Canada-born Lisa Milroy is currently head of graduate painting at Slade, while still prolific with her own versatile work, whether 3D paintings, portraits or still life. She is probably best known for the latter, depicting everyday objects through lines and patterns.

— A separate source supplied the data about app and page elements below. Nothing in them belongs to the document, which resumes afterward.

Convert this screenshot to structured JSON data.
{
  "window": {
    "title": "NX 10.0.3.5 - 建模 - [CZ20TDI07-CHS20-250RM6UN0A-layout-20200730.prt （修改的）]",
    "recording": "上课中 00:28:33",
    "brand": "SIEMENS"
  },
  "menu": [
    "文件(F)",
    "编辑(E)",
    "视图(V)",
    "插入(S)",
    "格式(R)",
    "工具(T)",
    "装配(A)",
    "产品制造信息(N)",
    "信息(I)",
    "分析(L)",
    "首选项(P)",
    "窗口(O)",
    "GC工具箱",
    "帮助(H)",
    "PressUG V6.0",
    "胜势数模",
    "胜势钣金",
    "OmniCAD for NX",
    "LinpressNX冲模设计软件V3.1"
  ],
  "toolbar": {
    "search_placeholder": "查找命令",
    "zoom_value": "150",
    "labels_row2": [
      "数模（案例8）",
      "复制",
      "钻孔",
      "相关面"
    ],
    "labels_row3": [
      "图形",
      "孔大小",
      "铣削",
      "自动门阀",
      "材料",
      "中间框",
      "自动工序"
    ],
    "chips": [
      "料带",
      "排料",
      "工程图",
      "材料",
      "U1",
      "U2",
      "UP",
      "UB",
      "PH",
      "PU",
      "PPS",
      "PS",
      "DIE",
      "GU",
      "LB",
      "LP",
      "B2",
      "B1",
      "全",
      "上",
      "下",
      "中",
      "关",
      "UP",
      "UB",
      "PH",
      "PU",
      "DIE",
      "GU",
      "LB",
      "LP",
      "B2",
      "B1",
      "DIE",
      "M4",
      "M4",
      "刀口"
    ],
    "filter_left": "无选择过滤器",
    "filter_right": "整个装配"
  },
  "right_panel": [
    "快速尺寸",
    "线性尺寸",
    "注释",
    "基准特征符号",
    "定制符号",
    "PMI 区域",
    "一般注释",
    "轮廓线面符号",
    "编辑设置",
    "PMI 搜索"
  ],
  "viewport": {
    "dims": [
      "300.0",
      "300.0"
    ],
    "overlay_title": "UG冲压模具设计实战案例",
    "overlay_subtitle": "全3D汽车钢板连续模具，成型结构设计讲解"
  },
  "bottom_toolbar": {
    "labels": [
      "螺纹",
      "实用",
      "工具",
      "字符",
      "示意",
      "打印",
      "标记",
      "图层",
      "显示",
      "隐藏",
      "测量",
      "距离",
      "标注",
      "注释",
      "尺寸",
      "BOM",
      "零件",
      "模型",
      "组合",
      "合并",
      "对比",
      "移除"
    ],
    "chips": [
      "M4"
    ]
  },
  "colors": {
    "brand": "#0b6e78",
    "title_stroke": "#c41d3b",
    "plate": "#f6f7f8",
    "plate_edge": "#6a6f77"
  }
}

Her pieces will be included in the group exhibition I Cheer A Deadman's Sweetheart, De La Warr Pavilion, Bexhill-on-Sea, Sussex, next month.

Rose Davey, Gary Woodley and Claire Dorsett complete the group of artists.

Oh, and the new exhibition's attention-stealing title?

It's derived from a line in Lewis Carroll's novel Alice in Wonderland which celebrates its 150th anniversary next year: “We called him Tortoise / because he taught us.”

Tortoise runs from February 13 to March 15 (open Wednesdays to Fridays, 11am-6pm) and Saturdays (11am-4pm) at the WW Gallery, 34/35 Hatton Garden, Clerkenwell, EC1N 8DX. 

Image Credits

Image one: (from left to right) Claire Dorsett, Yes / No, 2013, acrylic on wood, 10 x 10 cm (each), Rose Davey and Gary Woodley, The First Room of Representation (Sun set Over Homerton), 2014, acrylic and emulsion on wall, acrylic and emulsion on plywood panel, panel 30 x 20 cm, wall painting dimensions variable, Claire Dorsett, Bad Lighting, 2013, acrylic on canvas (on board), 46 x 38 cm.

Image two: Sarah Kate Wilson, Alien, 2014, coloured mirrored acrylic and steel fixtures, 230 x 250 x 50 cm approx and Lisa Milroy, Woodenly, 2008, oil on canvas, 30 x 24 cm. 

Image three: Bruce McLean, A scone in a white interior, 2013, oil on canvas, 225 x 200 cm (Courtesy of Bernard Jacobson Gallery)

Image four: Detail of: Lisa Milroy, Off the Rails, 2011-14, 65 dress-paintings (mixed media, including various fabrics, ribbon, thread, acrylic, oil and spray paint), 65 assorted hangers, 1 mobile clothes rail, 5 nails, gloves, performed painting installation on wall, approx. 140 x 400 cm, individual dress-painting, approx, 110 x 45 cm.